**Work order**
Reduce the material below to its lines containing "Resume".

--------------------

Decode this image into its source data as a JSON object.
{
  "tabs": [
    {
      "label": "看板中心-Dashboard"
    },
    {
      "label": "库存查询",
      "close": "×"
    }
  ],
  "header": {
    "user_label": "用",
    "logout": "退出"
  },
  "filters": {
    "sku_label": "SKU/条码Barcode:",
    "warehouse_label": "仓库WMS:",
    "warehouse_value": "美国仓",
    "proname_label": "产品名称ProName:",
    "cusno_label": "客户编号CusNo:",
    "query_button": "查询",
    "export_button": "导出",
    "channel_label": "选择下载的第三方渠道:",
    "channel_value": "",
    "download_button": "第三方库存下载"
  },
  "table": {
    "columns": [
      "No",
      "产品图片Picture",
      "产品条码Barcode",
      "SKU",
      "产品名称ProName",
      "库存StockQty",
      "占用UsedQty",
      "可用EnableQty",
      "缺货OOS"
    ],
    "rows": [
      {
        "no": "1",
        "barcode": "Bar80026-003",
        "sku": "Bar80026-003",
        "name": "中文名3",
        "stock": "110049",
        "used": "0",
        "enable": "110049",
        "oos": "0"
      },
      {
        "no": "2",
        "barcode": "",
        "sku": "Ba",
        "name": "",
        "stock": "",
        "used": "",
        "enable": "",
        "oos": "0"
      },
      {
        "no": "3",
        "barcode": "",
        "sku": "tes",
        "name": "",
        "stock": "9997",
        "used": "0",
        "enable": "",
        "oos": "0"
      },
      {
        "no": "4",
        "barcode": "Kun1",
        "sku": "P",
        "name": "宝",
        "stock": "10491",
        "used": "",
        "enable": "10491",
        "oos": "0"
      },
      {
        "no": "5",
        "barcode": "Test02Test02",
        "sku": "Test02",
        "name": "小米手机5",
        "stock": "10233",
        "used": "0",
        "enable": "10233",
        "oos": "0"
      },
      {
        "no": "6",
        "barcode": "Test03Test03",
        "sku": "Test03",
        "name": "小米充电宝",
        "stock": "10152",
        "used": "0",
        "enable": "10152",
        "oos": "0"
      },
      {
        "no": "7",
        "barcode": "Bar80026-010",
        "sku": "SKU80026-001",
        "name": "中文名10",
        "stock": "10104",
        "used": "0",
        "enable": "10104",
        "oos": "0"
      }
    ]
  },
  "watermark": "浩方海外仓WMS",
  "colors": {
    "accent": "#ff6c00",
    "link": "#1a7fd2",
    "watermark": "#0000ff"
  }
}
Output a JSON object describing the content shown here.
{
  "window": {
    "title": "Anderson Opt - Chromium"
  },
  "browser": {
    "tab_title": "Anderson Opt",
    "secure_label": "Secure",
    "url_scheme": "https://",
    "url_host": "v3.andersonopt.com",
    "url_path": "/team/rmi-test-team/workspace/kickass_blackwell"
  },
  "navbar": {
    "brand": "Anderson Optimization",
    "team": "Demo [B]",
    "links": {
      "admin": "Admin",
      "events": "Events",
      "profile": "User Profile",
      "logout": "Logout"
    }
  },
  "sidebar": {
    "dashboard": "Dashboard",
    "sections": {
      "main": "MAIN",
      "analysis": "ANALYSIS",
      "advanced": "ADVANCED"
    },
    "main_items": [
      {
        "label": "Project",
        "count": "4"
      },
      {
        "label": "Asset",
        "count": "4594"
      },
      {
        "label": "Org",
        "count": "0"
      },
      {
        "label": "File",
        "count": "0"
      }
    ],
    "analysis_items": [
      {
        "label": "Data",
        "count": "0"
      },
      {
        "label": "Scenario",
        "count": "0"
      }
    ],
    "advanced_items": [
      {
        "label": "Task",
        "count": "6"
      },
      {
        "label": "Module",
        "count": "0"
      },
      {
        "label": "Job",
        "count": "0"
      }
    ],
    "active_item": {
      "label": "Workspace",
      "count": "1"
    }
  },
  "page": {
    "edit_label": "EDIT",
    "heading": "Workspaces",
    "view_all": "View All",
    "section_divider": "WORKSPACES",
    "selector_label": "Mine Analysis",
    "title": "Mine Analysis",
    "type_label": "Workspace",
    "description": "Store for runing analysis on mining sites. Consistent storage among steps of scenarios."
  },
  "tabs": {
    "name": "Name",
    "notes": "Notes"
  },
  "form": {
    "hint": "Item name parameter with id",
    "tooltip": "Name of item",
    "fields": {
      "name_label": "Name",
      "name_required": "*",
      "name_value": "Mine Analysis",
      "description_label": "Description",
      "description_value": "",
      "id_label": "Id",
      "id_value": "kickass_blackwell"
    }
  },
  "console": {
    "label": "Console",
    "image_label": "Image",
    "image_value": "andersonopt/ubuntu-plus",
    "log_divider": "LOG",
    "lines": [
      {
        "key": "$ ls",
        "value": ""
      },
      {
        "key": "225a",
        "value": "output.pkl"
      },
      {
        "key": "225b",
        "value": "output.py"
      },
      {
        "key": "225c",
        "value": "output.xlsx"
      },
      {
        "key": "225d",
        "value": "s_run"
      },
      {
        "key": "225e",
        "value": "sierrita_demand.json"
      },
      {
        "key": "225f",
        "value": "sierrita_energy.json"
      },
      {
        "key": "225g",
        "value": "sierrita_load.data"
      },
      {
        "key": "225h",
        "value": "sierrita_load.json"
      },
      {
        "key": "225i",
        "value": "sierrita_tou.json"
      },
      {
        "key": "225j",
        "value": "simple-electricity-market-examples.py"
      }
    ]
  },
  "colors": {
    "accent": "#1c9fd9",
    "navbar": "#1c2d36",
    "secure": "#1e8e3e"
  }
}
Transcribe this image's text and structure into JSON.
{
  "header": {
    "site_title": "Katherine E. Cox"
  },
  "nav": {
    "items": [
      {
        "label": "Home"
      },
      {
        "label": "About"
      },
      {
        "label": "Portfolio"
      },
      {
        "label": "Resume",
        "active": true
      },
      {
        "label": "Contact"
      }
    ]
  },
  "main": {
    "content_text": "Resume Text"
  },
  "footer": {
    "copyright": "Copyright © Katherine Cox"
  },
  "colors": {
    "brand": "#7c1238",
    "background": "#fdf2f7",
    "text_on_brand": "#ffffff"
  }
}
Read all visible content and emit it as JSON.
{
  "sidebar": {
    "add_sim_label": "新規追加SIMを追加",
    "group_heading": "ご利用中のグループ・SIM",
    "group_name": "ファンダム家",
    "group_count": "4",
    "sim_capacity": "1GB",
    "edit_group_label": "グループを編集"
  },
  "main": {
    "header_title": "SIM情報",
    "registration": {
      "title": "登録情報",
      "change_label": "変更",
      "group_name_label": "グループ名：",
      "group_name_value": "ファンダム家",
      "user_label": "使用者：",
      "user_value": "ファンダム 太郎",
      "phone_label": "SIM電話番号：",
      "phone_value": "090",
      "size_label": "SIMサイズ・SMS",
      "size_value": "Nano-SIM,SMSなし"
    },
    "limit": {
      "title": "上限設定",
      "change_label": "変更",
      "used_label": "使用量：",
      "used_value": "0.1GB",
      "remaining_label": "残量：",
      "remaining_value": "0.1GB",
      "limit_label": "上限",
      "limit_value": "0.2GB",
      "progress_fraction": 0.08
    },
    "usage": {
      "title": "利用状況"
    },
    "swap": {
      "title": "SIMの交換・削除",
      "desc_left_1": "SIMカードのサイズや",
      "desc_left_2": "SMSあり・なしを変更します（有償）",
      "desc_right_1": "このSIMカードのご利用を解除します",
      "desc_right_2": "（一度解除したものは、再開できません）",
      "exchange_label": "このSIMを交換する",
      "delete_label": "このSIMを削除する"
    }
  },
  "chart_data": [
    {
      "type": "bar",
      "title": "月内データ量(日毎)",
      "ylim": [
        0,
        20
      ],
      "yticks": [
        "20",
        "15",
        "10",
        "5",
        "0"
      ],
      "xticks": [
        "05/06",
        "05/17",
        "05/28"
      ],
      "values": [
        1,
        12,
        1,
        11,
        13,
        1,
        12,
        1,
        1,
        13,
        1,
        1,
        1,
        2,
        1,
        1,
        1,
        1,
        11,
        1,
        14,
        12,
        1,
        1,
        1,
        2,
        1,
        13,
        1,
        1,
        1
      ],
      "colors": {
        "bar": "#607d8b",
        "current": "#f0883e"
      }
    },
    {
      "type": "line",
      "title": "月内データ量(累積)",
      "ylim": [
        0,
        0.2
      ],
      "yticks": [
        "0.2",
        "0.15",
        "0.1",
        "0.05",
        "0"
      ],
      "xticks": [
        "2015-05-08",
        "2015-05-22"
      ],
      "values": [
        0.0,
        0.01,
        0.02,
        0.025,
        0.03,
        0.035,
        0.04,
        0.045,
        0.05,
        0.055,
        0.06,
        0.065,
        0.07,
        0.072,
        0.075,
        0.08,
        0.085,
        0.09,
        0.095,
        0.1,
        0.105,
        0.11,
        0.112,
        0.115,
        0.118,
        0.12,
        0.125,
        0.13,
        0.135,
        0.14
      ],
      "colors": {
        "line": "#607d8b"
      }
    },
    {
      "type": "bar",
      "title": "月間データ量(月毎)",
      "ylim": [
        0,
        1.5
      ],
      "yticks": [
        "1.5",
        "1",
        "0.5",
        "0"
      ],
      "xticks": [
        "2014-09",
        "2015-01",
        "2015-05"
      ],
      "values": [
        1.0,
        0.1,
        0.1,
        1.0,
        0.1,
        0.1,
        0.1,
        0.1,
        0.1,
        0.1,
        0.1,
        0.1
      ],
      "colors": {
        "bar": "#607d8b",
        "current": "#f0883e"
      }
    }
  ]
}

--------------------

**Answer**
        "label": "Resume",
    "content_text": "Resume Text"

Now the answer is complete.